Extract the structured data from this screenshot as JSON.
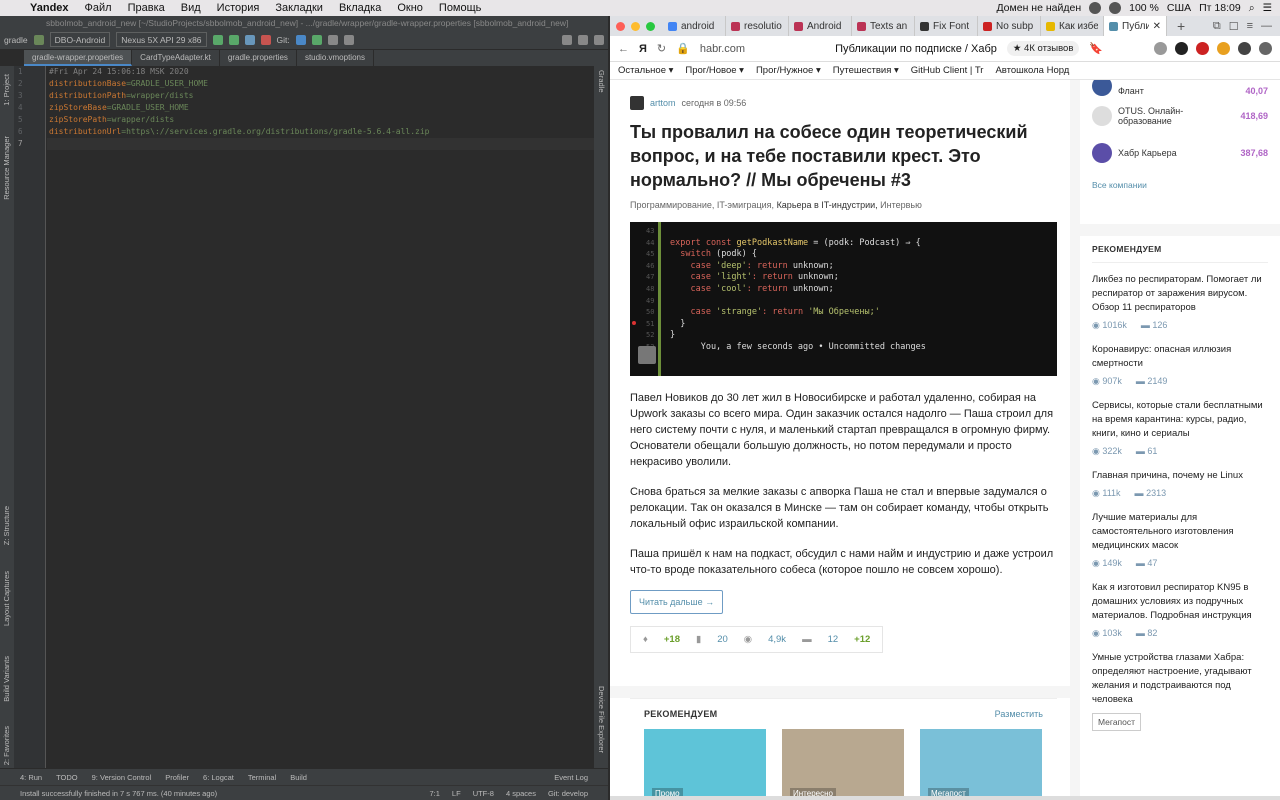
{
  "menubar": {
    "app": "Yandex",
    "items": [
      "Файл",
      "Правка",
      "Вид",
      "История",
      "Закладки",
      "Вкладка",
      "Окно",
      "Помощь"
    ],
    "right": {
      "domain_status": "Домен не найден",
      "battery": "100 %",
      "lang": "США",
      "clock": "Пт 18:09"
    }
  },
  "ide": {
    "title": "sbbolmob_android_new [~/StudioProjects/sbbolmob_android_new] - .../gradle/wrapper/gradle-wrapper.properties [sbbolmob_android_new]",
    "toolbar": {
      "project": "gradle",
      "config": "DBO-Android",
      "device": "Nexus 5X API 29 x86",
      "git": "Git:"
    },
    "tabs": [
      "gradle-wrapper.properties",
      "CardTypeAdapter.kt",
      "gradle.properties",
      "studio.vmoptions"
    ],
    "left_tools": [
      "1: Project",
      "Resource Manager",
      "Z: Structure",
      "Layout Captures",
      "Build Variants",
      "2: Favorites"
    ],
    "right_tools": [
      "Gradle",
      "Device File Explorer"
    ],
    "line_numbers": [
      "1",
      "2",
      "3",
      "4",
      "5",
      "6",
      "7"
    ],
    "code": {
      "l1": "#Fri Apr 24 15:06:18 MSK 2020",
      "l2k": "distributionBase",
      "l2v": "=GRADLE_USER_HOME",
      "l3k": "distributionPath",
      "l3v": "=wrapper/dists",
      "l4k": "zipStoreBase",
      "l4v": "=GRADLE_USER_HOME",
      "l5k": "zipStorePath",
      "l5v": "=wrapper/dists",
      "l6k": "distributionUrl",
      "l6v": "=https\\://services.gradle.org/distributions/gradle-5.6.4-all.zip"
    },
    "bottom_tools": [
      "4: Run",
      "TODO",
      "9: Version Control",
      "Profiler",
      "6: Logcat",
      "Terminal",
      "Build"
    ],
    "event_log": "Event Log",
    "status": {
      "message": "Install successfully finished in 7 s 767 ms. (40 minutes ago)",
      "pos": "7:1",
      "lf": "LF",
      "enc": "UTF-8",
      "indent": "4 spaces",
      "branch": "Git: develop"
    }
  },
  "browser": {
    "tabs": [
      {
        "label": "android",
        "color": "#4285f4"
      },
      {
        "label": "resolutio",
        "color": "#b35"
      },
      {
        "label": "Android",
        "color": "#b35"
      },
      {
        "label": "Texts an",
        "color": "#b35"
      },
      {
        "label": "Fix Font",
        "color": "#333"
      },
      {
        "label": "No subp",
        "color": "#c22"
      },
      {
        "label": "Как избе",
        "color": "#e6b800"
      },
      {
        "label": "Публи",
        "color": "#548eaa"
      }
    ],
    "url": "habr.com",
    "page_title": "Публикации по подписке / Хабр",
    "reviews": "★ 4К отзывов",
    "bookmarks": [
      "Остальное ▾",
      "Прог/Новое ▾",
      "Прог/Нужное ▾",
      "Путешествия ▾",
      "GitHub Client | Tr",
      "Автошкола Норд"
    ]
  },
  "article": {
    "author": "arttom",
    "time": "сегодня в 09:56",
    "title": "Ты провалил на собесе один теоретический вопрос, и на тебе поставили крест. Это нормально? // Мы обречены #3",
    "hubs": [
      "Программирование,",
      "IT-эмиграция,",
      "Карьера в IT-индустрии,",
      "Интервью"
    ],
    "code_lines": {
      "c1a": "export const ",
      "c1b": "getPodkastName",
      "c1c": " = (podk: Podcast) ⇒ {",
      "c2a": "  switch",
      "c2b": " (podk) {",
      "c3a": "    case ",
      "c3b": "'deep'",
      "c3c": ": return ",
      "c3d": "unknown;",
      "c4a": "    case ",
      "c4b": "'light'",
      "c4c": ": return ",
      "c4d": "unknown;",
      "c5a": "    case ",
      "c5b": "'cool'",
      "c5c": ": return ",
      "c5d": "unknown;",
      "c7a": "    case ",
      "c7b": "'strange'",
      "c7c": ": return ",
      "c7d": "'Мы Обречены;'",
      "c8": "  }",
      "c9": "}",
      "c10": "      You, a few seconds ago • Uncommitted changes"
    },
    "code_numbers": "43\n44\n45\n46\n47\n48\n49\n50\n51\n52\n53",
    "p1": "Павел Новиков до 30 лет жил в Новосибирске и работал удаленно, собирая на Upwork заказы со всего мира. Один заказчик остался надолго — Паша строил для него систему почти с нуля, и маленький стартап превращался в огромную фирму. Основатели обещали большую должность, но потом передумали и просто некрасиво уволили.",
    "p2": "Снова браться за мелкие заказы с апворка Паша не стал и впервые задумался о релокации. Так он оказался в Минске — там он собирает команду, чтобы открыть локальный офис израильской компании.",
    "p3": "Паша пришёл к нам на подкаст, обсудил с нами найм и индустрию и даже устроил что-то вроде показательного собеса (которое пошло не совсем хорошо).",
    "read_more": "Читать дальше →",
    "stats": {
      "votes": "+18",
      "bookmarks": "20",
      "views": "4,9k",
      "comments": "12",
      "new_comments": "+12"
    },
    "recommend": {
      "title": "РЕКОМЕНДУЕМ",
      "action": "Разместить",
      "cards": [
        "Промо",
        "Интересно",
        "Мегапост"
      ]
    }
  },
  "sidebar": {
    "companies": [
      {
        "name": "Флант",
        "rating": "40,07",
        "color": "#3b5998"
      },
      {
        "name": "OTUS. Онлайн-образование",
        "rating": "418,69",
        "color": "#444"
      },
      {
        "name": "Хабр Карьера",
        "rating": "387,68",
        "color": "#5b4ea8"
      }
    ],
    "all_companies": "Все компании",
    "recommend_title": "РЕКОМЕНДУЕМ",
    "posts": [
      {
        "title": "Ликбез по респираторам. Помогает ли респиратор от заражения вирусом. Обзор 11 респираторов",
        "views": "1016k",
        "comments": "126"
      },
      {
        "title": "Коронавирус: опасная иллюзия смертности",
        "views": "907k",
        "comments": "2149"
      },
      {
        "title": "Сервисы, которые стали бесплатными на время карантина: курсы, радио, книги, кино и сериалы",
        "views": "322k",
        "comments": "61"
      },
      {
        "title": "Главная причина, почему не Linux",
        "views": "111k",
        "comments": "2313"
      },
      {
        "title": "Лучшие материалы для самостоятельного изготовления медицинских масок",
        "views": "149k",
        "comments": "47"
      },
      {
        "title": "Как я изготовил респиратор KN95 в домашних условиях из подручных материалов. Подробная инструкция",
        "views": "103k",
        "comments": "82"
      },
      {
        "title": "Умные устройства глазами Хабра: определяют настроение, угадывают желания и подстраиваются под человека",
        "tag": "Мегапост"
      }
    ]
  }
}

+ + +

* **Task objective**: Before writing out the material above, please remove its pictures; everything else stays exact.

* **Exercise answer**:
Extract the structured data from this screenshot as JSON.
{
  "menubar": {
    "app": "Yandex",
    "items": [
      "Файл",
      "Правка",
      "Вид",
      "История",
      "Закладки",
      "Вкладка",
      "Окно",
      "Помощь"
    ],
    "right": {
      "domain_status": "Домен не найден",
      "battery": "100 %",
      "lang": "США",
      "clock": "Пт 18:09"
    }
  },
  "ide": {
    "title": "sbbolmob_android_new [~/StudioProjects/sbbolmob_android_new] - .../gradle/wrapper/gradle-wrapper.properties [sbbolmob_android_new]",
    "toolbar": {
      "project": "gradle",
      "config": "DBO-Android",
      "device": "Nexus 5X API 29 x86",
      "git": "Git:"
    },
    "tabs": [
      "gradle-wrapper.properties",
      "CardTypeAdapter.kt",
      "gradle.properties",
      "studio.vmoptions"
    ],
    "left_tools": [
      "1: Project",
      "Resource Manager",
      "Z: Structure",
      "Layout Captures",
      "Build Variants",
      "2: Favorites"
    ],
    "right_tools": [
      "Gradle",
      "Device File Explorer"
    ],
    "line_numbers": [
      "1",
      "2",
      "3",
      "4",
      "5",
      "6",
      "7"
    ],
    "code": {
      "l1": "#Fri Apr 24 15:06:18 MSK 2020",
      "l2k": "distributionBase",
      "l2v": "=GRADLE_USER_HOME",
      "l3k": "distributionPath",
      "l3v": "=wrapper/dists",
      "l4k": "zipStoreBase",
      "l4v": "=GRADLE_USER_HOME",
      "l5k": "zipStorePath",
      "l5v": "=wrapper/dists",
      "l6k": "distributionUrl",
      "l6v": "=https\\://services.gradle.org/distributions/gradle-5.6.4-all.zip"
    },
    "bottom_tools": [
      "4: Run",
      "TODO",
      "9: Version Control",
      "Profiler",
      "6: Logcat",
      "Terminal",
      "Build"
    ],
    "event_log": "Event Log",
    "status": {
      "message": "Install successfully finished in 7 s 767 ms. (40 minutes ago)",
      "pos": "7:1",
      "lf": "LF",
      "enc": "UTF-8",
      "indent": "4 spaces",
      "branch": "Git: develop"
    }
  },
  "browser": {
    "tabs": [
      {
        "label": "android",
        "color": "#4285f4"
      },
      {
        "label": "resolutio",
        "color": "#b35"
      },
      {
        "label": "Android",
        "color": "#b35"
      },
      {
        "label": "Texts an",
        "color": "#b35"
      },
      {
        "label": "Fix Font",
        "color": "#333"
      },
      {
        "label": "No subp",
        "color": "#c22"
      },
      {
        "label": "Как избе",
        "color": "#e6b800"
      },
      {
        "label": "Публи",
        "color": "#548eaa"
      }
    ],
    "url": "habr.com",
    "page_title": "Публикации по подписке / Хабр",
    "reviews": "★ 4К отзывов",
    "bookmarks": [
      "Остальное ▾",
      "Прог/Новое ▾",
      "Прог/Нужное ▾",
      "Путешествия ▾",
      "GitHub Client | Tr",
      "Автошкола Норд"
    ]
  },
  "article": {
    "author": "arttom",
    "time": "сегодня в 09:56",
    "title": "Ты провалил на собесе один теоретический вопрос, и на тебе поставили крест. Это нормально? // Мы обречены #3",
    "hubs": [
      "Программирование,",
      "IT-эмиграция,",
      "Карьера в IT-индустрии,",
      "Интервью"
    ],
    "code_lines": {
      "c1a": "export const ",
      "c1b": "getPodkastName",
      "c1c": " = (podk: Podcast) ⇒ {",
      "c2a": "  switch",
      "c2b": " (podk) {",
      "c3a": "    case ",
      "c3b": "'deep'",
      "c3c": ": return ",
      "c3d": "unknown;",
      "c4a": "    case ",
      "c4b": "'light'",
      "c4c": ": return ",
      "c4d": "unknown;",
      "c5a": "    case ",
      "c5b": "'cool'",
      "c5c": ": return ",
      "c5d": "unknown;",
      "c7a": "    case ",
      "c7b": "'strange'",
      "c7c": ": return ",
      "c7d": "'Мы Обречены;'",
      "c8": "  }",
      "c9": "}",
      "c10": "      You, a few seconds ago • Uncommitted changes"
    },
    "code_numbers": "43\n44\n45\n46\n47\n48\n49\n50\n51\n52\n53",
    "p1": "Павел Новиков до 30 лет жил в Новосибирске и работал удаленно, собирая на Upwork заказы со всего мира. Один заказчик остался надолго — Паша строил для него систему почти с нуля, и маленький стартап превращался в огромную фирму. Основатели обещали большую должность, но потом передумали и просто некрасиво уволили.",
    "p2": "Снова браться за мелкие заказы с апворка Паша не стал и впервые задумался о релокации. Так он оказался в Минске — там он собирает команду, чтобы открыть локальный офис израильской компании.",
    "p3": "Паша пришёл к нам на подкаст, обсудил с нами найм и индустрию и даже устроил что-то вроде показательного собеса (которое пошло не совсем хорошо).",
    "read_more": "Читать дальше →",
    "stats": {
      "votes": "+18",
      "bookmarks": "20",
      "views": "4,9k",
      "comments": "12",
      "new_comments": "+12"
    },
    "recommend": {
      "title": "РЕКОМЕНДУЕМ",
      "action": "Разместить",
      "cards": [
        "Промо",
        "Интересно",
        "Мегапост"
      ]
    }
  },
  "sidebar": {
    "companies": [
      {
        "name": "Флант",
        "rating": "40,07",
        "color": "#3b5998"
      },
      {
        "name": "OTUS. Онлайн-образование",
        "rating": "418,69",
        "color": "#444"
      },
      {
        "name": "Хабр Карьера",
        "rating": "387,68",
        "color": "#5b4ea8"
      }
    ],
    "all_companies": "Все компании",
    "recommend_title": "РЕКОМЕНДУЕМ",
    "posts": [
      {
        "title": "Ликбез по респираторам. Помогает ли респиратор от заражения вирусом. Обзор 11 респираторов",
        "views": "1016k",
        "comments": "126"
      },
      {
        "title": "Коронавирус: опасная иллюзия смертности",
        "views": "907k",
        "comments": "2149"
      },
      {
        "title": "Сервисы, которые стали бесплатными на время карантина: курсы, радио, книги, кино и сериалы",
        "views": "322k",
        "comments": "61"
      },
      {
        "title": "Главная причина, почему не Linux",
        "views": "111k",
        "comments": "2313"
      },
      {
        "title": "Лучшие материалы для самостоятельного изготовления медицинских масок",
        "views": "149k",
        "comments": "47"
      },
      {
        "title": "Как я изготовил респиратор KN95 в домашних условиях из подручных материалов. Подробная инструкция",
        "views": "103k",
        "comments": "82"
      },
      {
        "title": "Умные устройства глазами Хабра: определяют настроение, угадывают желания и подстраиваются под человека",
        "tag": "Мегапост"
      }
    ]
  }
}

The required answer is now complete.